If you have so much stuff that you are paying to store it, you could do yourself a great favor by getting rid of it. Here's how the numbers stack up.
Are you among the 1 in 10 Americans who rent a storage unit? If so, there’s a pretty healthy chance you’re spending big bucks – as much as $300 a month in some areas of the United States – to store items that you don’t need or use.
“Renting an off-site storage unit is akin to flushing money down the toilet,” writes professional organizer Marla Ottenstein in the Naples Daily News.

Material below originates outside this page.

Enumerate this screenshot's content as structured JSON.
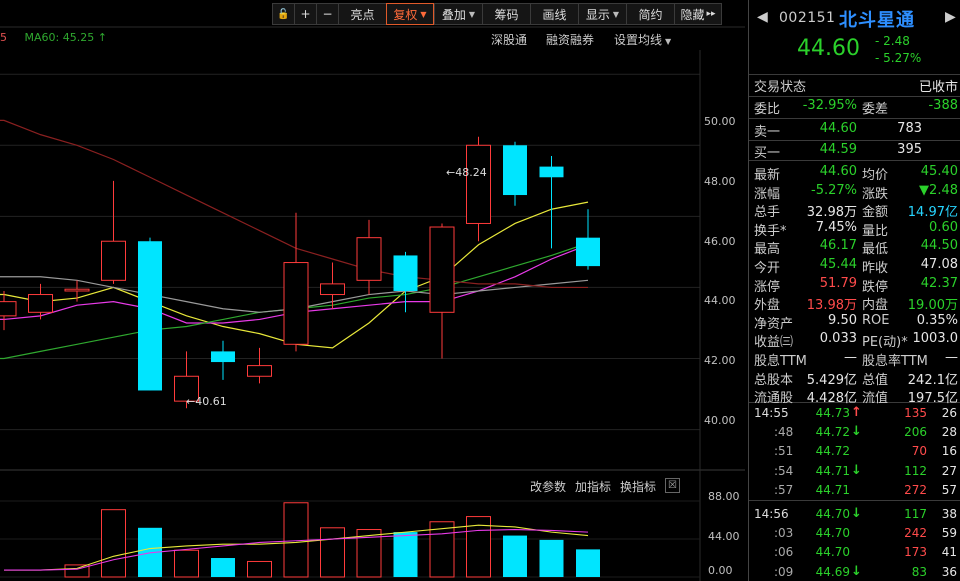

Americans are expected to spend $32 billion this year on storage units, according to SpareFoot, a Texas-based self-storage listing company. Storage units aren’t just draining your bank account. They could be preventing you from saving for retirement.
A whopping 1 in 3 American adults have no money set aside for retirement. That’s a pretty bleak picture.
So what items are Americans squirreling away in those expensive self-storage units? According to Bankrate, the top items Americans save in storage units include furniture, electronics, appliances, documents and files, collectibles or antiques, vehicles, seasonal items, photographs, and books and other media items.
Undoubtedly some of the things we Americans keep in storage units are treasures — with either monetary or sentimental value. But probably not most. Imagine if Americans took the money they’re pouring into storage units and instead invested it in retirement accounts. It would enable many Americans to build up a sizable nest egg for retirement. For that matter, what if we sold some of the stuff in those boxes (check out “Where to Sell Your Stuff for Top Dollar“) and invested the proceeds for retirement or used it to pay down debt?
According to Bankrate, if you took the $100 a month you’re forking over for a storage unit and invested it in a retirement account (with an annual return of about 8 percent) for five years, you’d have $7,348. After 10 years, you’d have $18,295 saved!
But it gets better. Let’s say you’re paying $200 a month for a self-storage unit. If you opted to invest that money each month instead, here’s what you could see:
- After one year: $2,490 saved
- After five years: $14,695
- After 10 years: $36,589
- After 30 years: $298,072
“In terms of value-cost averaging, renting a storage unit is never a wise investment,” writes Ottenstein.
Do you have a lot of stuff? Check out “10 Ways to Cut the Cost of Self Storage.”
If you have a storage unit, what are you keeping there? Share your comments below or on our Facebook page.